In 2008, then-Delegate (now Secretary of Transportation) Shannon Valentine and I were able to pull off a minor miracle by convincing Gov. Tim Kaine to include major state funding for new daily passenger rail service that would run from Lynchburg, in Valentine’s district, through Charlottesville, to Washington, DC. Charlottesville already had passenger service several days per week, but only on long-haul train routes to and from Chicago and New Orleans, which were unreliable and often late. This occurred despite significant challenges, including a Congressional threat to force states to assume responsibility for funding Amtrak’s regional intercity rail routes or risk losing them altogether, and a Virginia budget buffeted by the Great Recession.

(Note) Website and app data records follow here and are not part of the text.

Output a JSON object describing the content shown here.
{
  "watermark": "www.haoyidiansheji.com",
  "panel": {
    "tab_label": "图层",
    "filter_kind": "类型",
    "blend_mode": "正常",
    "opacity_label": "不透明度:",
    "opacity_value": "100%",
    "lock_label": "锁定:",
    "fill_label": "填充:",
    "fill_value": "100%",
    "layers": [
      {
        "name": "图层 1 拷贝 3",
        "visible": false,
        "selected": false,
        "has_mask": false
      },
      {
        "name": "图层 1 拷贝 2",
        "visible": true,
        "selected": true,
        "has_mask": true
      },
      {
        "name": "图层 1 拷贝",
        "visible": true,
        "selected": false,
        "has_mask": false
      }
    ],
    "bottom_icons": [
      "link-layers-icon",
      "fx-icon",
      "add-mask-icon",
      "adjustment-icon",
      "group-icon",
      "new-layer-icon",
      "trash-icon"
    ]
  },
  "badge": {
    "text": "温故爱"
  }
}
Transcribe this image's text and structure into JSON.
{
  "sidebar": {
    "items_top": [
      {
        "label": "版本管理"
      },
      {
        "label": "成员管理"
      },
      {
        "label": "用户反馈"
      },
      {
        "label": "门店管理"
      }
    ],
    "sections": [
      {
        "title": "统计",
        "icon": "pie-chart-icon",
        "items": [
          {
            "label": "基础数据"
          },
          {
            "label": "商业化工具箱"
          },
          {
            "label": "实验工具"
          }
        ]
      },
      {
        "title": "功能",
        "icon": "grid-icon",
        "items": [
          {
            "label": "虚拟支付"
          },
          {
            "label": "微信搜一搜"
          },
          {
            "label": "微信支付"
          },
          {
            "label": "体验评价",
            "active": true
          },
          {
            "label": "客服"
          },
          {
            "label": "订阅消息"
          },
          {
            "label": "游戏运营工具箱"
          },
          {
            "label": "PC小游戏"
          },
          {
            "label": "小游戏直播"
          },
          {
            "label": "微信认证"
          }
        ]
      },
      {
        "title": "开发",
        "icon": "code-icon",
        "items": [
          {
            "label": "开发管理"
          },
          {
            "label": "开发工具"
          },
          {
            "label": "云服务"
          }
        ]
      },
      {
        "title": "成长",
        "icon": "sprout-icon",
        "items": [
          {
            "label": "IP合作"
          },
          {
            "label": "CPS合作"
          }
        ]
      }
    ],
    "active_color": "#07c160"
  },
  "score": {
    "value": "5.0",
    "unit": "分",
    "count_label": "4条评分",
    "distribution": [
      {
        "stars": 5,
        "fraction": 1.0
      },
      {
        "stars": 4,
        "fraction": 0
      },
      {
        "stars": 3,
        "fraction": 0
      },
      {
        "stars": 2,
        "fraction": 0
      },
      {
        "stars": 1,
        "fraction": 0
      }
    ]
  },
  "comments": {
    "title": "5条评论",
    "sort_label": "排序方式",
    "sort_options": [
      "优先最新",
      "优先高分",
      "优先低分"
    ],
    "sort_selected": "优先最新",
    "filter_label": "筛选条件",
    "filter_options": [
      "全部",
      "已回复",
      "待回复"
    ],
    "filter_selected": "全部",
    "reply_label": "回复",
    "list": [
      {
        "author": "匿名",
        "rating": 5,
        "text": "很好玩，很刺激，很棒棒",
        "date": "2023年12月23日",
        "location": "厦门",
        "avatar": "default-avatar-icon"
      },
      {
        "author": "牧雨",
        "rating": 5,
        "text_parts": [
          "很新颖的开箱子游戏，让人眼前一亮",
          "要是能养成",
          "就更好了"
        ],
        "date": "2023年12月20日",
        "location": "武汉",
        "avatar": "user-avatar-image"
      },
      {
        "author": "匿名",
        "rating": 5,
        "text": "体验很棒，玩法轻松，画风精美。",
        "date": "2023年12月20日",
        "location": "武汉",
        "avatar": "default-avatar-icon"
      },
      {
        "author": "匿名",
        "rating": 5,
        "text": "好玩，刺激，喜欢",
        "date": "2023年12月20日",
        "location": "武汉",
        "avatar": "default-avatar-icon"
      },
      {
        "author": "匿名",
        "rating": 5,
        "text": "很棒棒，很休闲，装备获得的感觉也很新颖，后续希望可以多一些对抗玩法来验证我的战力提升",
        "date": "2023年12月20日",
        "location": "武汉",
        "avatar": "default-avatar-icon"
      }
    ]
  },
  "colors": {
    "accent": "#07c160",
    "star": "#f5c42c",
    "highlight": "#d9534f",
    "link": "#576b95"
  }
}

The Governor challenged us to find Republicans to sign onto the effort; if we got them, Kaine said, he would find the money. Within a week, we were able to convince three of our Republican colleagues (Rob Bell of Albemarle, Ed Scott of Culpeper, and William Fralin of Roanoke) to join us on a letter to the Governor in support of the project. The Governor delivered, and, on October 1, 2009, a three-year pilot state-sponsored Amtrak service commenced. Three years later, it became a permanent addition to the Amtrak network, and continues to be one of the strongest performers in the entire Amtrak system. And it proves a cardinal rule of politics—decisions are made by those in the room at the time.